- Associated Press - Saturday, October 29, 2016

GREAT FALLS, Mont. (AP) - Straps are stretched over the roof of a house and connected to chains on the ground so it doesn’t blow away.

The grocery store has a new roof. Wind ripped the old roof off a few years ago.

Last summer, a wind-driven wildfire burst out of the mountains, prompting the evacuation of the town.

This is Heart Butte on the Blackfeet Reservation on the Rocky Mountain Front, which continually breathes strong winds on downslope communities, especially in the fall and winter, reported the Great Falls Tribune (https://gftrib.com/2eGOI2V).

Clarence Comes At Night lives here. Wind is constant, he said, but he’s adapted.

“It doesn’t bother me at all,” Comes At Night said as the wind blew hard enough to require a little bit of effort to push open a car door. “You kind of get used to it.”

In central Montana west to the Continental Divide, most of the windiest locations are in or just to the lee or downwind side of the Rocky Mountain Front or island mountain ranges.

“It has to do with the downslope effect,” Dave Bernhardt, a meteorologist with the National Weather Service in Great Falls, says of the high winds coming off the Rocky Mountains. “You have an acceleration effect as it comes down the lee side.”

Strongest winds are November through February.

In the 2011-12 windy season, the wind blew at least 75 mph on 80 different occasions along the Rocky Mountain Front.

That same year, the wind blew 90 mph more than 20 times and 100 mph 11 times.

In Heart Butte, average wind speed for November and December is 12.7 mph and 14.1 mph in January, its windiest month.

For those months, that makes Heart Butte less windy than Great Falls, which is also known for its strong fall and winter winds, based on the best available data.

But Bernhardt notes that the Heart Butte wind speed numbers are based on only 10 years of collected data, not 30 years, the benchmark for accurate collection of data on weather elements.

“Heart Butte is a windy location,” Bernhardt said.

A wind sensor used to be located on top of a house in Heart Butte, but the wind kept blowing it over, Bernhardt said.

A gust of 133 mph on Jan. 29, 1979, in Heart Butte is a state record wind gust for the month.

Choteau, another Front community with a windy reputation, owns its own monthly wind gust record, 124 mph on Nov. 15, 2006.

“It’s pretty easy to check the wind looking at the trees and the flag over at the Forest Service,” Gary Betcher, a Choteau resident, said at his home Choteau.

The flag was flapping horizontally.

Betcher pulled out a copy of the Beaufort Wind Scale developed in 1805 by Sir Francis Beaufort of the U.K. Royal Navy to gauge wind speed.
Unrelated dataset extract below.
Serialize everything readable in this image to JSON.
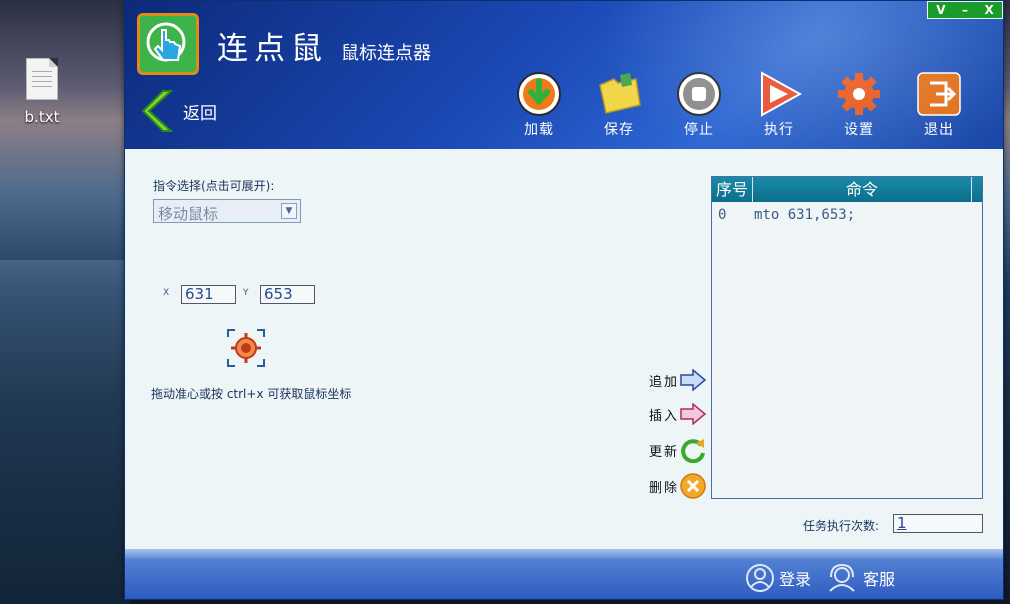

On land, that scale says that the wind is 22 mph to 27 mph if larger tree branches are moving and wires are whistling.

“Probably 25,” said Betcher, estimating wind speed on that day.

Massive cottonwood trees surrounding his house made a constant rustling sound.

An anemometer once measured wind speed from the top of his house.

“I couldn’t keep it on the top of the house,” Betcher said. “The wind would blow it off.”

Betcher, a former science teacher, is a weather observer for the National Weather Service. He checks temperature precipitation and also records damaging winds.

“Which happens here at least once a year,” Betcher said.

The closer one goes toward the mountains, he says, the windier it gets, especially in the canyons.

When he coached football, players could handle the cold, even the snow.

“But if the wind was blowing you might as well send them home because they turned into dunderheads,” Betcher said.

The wind doesn’t bother him, he said. Not much one can do about it anyway, he said.

Karl Rosston of the state Department of Public Health and Human Services, the state’s suicide prevention officer, said he hasn’t seen much research that shows wind affects mood, but he wouldn’t doubt that it does.

“I know how I feel in the wind,” he said.

There’s strong evidence that vitamin D deficiencies due to a lack of sunlight is a bigger factor on moods in Montana, he said.

“That’s the primary one we see in the Rocky Mountain region especially in states like Montana and Alaska and Wyoming,” he said.

Last August, the constant wind at Heart Butte picked up and turned a small wildfire in Helena-Lewis and Clark National Forest into a raging inferno that raced out of the mountains to the edge of town forcing its evacuation.

“It was scary,” Comes At Night said.

Comes At Night, a student at the Blackfeet Community College in Browning, doesn’t complain about the wind, even as he points out missing shingles on roofs.

“Even the plant life has adapted to the wind,” he says.

Quaking aspen trees, he notes, begin life growing straight but gradually bend into an S-shape to withstand the prevailing west and southwest winds, he said.

After a stint attending the University of Montana in Missoula, where the yearly average wind speed is a barely noticeable 5.6 mph, Comes At Night returned to Heart Butte.

“I had to readjust to the wind,” he said.

___

Information from: Great Falls Tribune, https://www.greatfallstribune.com

LOAD COMMENTS ()

 

Click to Read More

Click to Hide